# Where are most points in a uniformly distributed high-dimensional ball?

Should they be close to the middle (origin) or close its surface?

• Could you rephrase your question as "a hypersphere is the set of points at a constant distance from a given point" [Wikipedia]. "In mathematics, a ball is the space bounded by a sphere." [Wikipedia] Commented Feb 10, 2018 at 12:46
• Closely related: stats.stackexchange.com/questions/99171/…
– Sycorax
Commented Feb 10, 2018 at 17:27

As pointed out by @Xi'an, the OP's question is actually about a uniform distribution on the $n$-dimensional ball of radius $r$, the set of points at distance no more than $r$ from the center of the ball, and not about a uniform distribution on the $n$-dimensional hypersphere which is the surface of the ball (the set of points at distance exactly $r$ from the center). Note that it is being assumed that the joint density of the $n$ random variables has constant value $V^{-1}$ where $V$ is the volume of the ball.

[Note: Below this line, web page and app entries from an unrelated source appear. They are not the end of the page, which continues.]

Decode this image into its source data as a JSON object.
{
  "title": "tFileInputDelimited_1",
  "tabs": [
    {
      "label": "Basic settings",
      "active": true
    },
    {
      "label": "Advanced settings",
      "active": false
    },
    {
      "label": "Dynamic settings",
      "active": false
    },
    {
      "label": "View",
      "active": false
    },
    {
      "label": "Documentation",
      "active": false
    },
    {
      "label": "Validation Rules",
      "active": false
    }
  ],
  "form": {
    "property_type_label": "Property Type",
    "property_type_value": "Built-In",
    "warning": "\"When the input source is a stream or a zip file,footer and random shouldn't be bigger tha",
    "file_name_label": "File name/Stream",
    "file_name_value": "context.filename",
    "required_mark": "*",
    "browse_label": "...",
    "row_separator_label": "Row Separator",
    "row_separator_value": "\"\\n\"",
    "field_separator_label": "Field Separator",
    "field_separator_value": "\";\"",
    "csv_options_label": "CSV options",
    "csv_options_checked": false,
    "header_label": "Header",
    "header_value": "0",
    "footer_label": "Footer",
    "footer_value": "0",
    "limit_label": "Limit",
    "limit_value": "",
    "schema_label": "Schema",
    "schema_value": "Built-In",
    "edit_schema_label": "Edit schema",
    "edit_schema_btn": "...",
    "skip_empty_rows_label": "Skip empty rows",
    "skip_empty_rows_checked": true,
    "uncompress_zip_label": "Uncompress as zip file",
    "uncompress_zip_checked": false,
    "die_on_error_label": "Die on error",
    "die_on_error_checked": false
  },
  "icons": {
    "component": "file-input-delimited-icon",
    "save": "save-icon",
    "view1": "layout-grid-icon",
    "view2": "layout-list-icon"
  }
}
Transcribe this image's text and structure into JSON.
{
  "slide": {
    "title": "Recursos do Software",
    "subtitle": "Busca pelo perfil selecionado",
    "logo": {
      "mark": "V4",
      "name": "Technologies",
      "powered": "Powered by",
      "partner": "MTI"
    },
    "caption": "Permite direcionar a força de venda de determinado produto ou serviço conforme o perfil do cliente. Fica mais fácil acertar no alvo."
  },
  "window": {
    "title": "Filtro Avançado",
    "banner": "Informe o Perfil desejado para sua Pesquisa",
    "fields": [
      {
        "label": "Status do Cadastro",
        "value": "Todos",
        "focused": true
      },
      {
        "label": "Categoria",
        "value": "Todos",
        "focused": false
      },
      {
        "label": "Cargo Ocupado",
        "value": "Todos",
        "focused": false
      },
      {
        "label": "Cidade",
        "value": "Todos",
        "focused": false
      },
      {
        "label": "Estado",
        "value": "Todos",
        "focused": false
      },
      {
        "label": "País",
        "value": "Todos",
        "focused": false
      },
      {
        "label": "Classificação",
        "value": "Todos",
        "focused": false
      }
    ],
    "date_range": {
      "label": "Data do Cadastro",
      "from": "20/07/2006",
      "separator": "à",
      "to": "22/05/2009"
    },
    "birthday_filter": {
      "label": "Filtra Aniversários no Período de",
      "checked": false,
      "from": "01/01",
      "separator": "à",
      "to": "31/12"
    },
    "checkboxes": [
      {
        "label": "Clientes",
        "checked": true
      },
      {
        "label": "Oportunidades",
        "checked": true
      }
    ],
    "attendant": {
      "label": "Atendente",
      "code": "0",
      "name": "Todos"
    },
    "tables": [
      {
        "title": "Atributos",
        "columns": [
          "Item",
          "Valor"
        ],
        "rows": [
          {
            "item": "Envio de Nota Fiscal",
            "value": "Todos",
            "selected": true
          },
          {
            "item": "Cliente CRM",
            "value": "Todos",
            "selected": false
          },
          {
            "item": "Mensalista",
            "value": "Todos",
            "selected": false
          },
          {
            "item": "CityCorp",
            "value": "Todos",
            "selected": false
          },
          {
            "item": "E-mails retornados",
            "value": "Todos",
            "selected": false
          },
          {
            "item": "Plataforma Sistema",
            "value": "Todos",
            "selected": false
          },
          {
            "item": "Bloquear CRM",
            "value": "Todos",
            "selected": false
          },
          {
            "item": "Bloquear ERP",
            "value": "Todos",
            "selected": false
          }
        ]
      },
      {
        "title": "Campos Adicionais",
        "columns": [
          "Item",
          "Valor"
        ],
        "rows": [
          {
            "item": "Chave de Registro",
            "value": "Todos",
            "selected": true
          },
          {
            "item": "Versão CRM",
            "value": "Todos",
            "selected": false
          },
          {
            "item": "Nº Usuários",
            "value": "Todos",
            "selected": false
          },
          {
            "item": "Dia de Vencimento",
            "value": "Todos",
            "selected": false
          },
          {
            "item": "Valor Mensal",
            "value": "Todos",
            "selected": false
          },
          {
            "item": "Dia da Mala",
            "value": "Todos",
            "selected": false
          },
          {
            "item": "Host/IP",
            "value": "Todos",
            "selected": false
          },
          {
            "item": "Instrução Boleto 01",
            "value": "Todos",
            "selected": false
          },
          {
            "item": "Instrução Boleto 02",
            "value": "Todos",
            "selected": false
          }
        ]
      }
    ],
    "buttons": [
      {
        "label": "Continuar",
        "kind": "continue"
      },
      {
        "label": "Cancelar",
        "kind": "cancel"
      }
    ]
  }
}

This is not the same as assuming that the distance of the random point is uniformly distributed on $[0,r]$ (or $[0,r)$ for those who do not want to include the surface of the hypersphere).

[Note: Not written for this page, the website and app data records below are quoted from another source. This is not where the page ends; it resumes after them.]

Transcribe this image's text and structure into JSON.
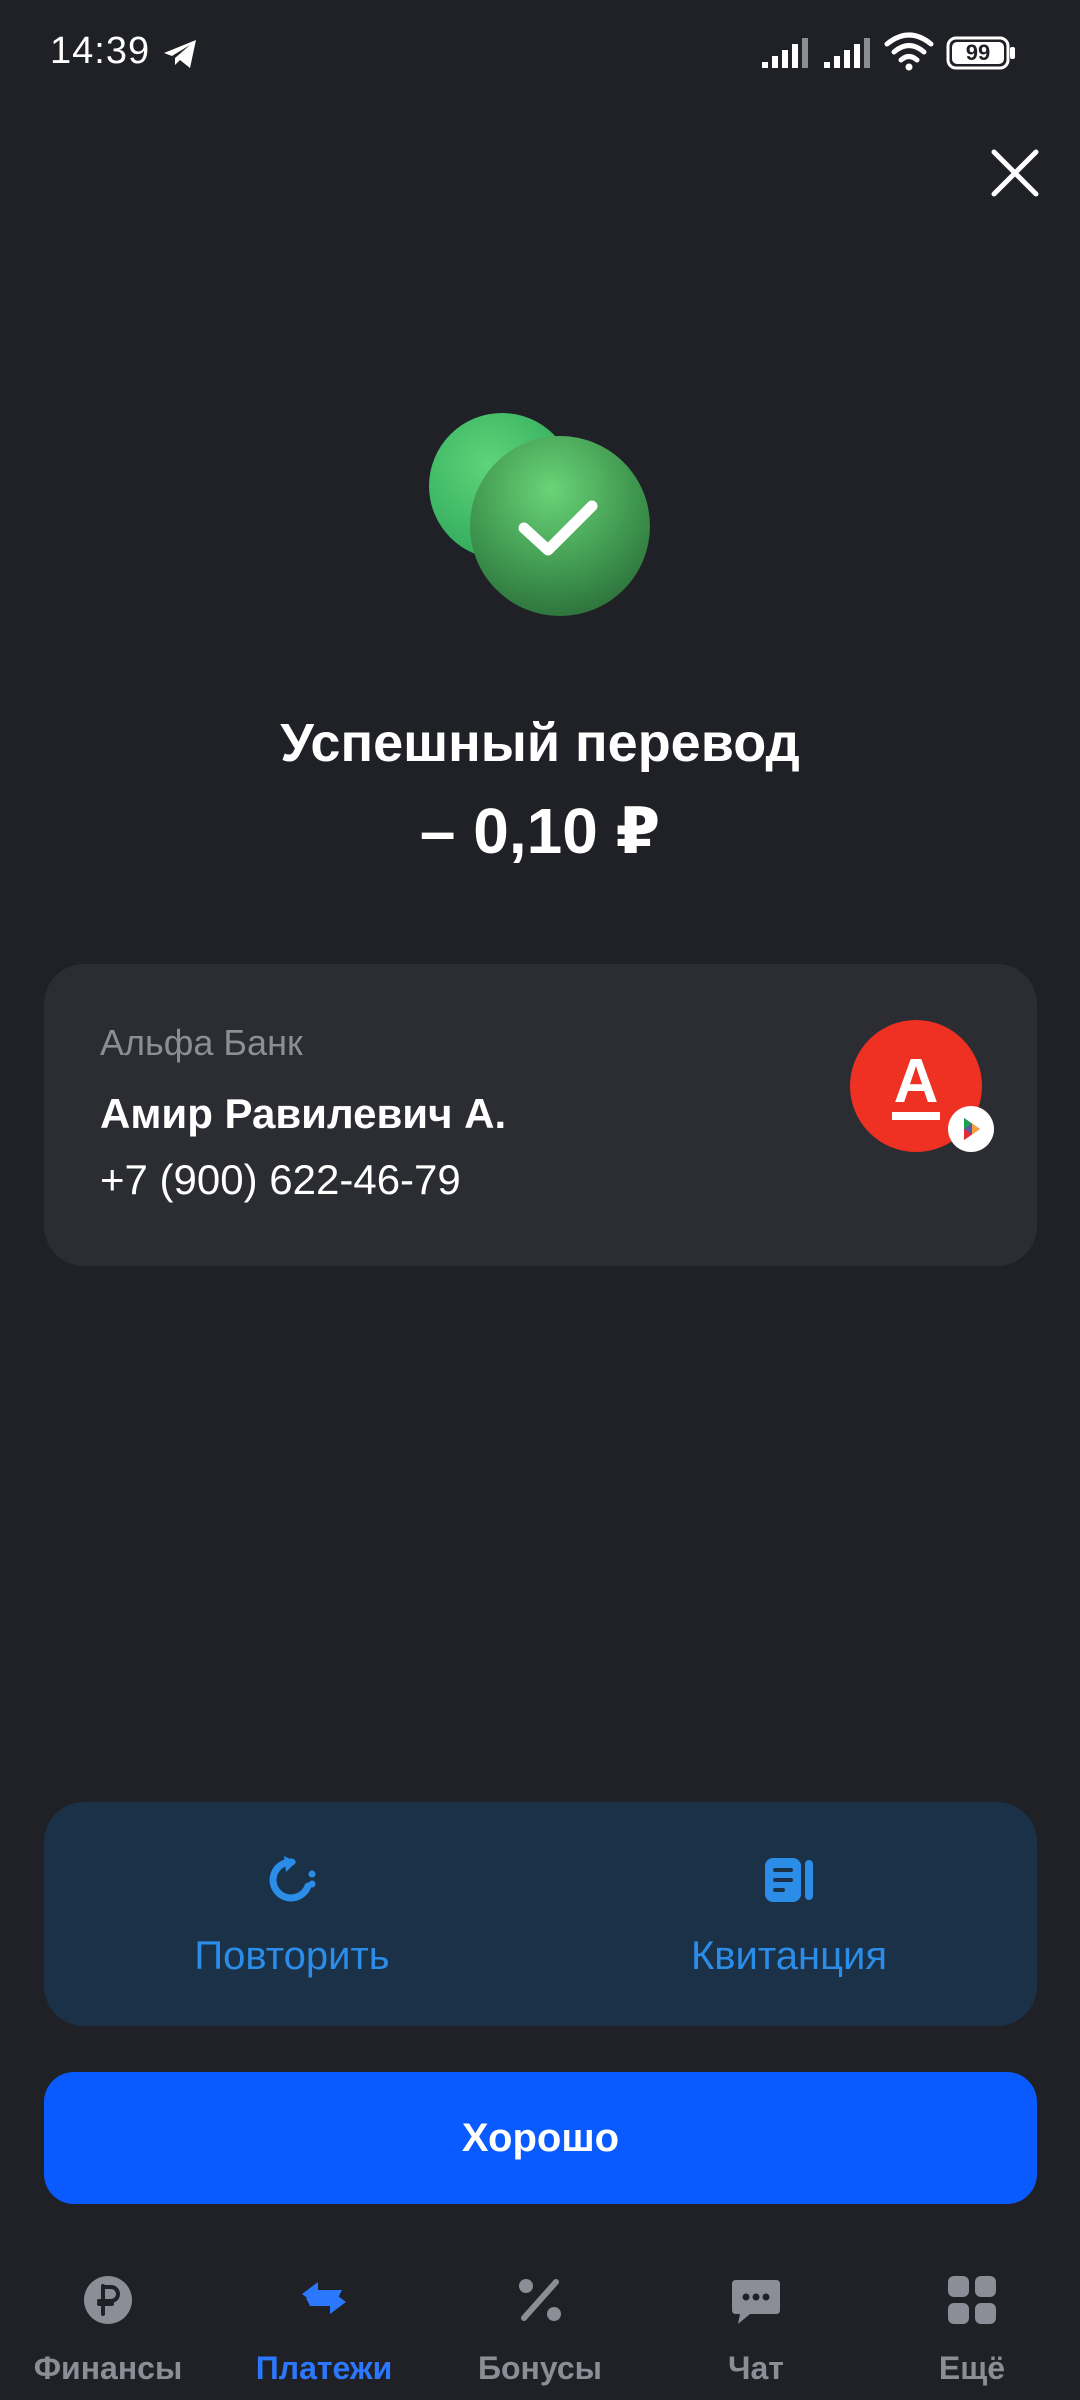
{
  "status_bar": {
    "time": "14:39",
    "battery": "99",
    "icons": [
      "telegram-icon",
      "signal-icon",
      "signal-icon",
      "wifi-icon",
      "battery-icon"
    ]
  },
  "header": {
    "close_icon": "close-icon"
  },
  "result": {
    "title": "Успешный перевод",
    "amount": "– 0,10 ₽",
    "icon": "check-icon",
    "accent": "#5ccf6a"
  },
  "recipient": {
    "bank": "Альфа Банк",
    "name": "Амир Равилевич А.",
    "phone": "+7 (900) 622-46-79",
    "logo_letter": "А",
    "logo_color": "#ef3124"
  },
  "actions": {
    "repeat_label": "Повторить",
    "receipt_label": "Квитанция",
    "accent": "#2b8de8"
  },
  "ok_button": {
    "label": "Хорошо",
    "color": "#0a5bff"
  },
  "nav": {
    "items": [
      {
        "label": "Финансы",
        "icon": "ruble-icon"
      },
      {
        "label": "Платежи",
        "icon": "transfer-icon",
        "active": true
      },
      {
        "label": "Бонусы",
        "icon": "percent-icon"
      },
      {
        "label": "Чат",
        "icon": "chat-icon"
      },
      {
        "label": "Ещё",
        "icon": "grid-icon"
      }
    ],
    "active_color": "#2b78ff"
  }
}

Almost the entire volume of a $n$-dimensional ball lies close to the surface. This is because $V$ is proportional to the $n$-th power of the radius of the ball, and $r^n$ is a very rapidly increasing function. Even in $3$-space, $\frac 78 = 1 - \left(\frac 12\right)^3$th of the volume lies closer to the surface than to the origin, and this fraction gets closer and closer to $1$ as $n$ increases. Turning the calculation around, for a fixed proportion $\alpha$, say $\alpha=0.95$, $100\alpha\%$ of the volume lies in a shell of inner radius $\sqrt[n]{\alpha}r$ and outer radius $r$ and so $1-\sqrt[n]{\alpha}$, the relative thickness of the shell, decreases towards $0$ with increasing $n$ for any choice of $\alpha \in (0,1)$.

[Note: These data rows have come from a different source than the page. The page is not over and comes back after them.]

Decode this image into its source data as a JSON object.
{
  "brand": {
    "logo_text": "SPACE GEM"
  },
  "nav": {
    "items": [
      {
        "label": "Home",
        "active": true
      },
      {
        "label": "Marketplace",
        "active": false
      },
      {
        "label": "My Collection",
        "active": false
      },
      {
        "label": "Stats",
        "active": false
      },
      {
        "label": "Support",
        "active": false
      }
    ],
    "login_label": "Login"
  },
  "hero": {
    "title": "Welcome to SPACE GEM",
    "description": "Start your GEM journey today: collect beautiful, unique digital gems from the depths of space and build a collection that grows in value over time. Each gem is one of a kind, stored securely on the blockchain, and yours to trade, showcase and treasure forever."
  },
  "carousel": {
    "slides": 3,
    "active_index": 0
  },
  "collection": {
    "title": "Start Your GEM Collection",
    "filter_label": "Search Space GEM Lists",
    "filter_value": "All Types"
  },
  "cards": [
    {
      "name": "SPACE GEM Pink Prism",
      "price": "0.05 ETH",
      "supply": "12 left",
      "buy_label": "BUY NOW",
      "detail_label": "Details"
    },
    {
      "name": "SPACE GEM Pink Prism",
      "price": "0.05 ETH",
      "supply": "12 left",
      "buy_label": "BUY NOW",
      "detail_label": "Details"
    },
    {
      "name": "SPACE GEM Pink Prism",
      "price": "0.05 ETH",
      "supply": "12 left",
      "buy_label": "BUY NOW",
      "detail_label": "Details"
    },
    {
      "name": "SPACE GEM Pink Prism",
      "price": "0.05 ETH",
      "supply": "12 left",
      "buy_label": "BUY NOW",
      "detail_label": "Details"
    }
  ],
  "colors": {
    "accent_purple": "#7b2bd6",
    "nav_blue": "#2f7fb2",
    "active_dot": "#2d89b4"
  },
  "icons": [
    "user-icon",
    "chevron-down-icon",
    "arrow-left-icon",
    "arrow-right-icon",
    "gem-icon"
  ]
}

• Some alternative, more explicit, viewpoint that could help to understand the question/answer would be expressing the relationship for the density function of the points lying within radii $r-\frac{1}{2} dr$ and $r+\frac{1}{2}dr$ $$f(r) = \frac{n}{R^n} r^{n-1}$$ with $n$ and $R$ the dimension and size of the ball. So we see the density is larger for larger values of $r$ and with larger $n$ this difference becomes more dramatic. Commented Feb 11, 2018 at 12:09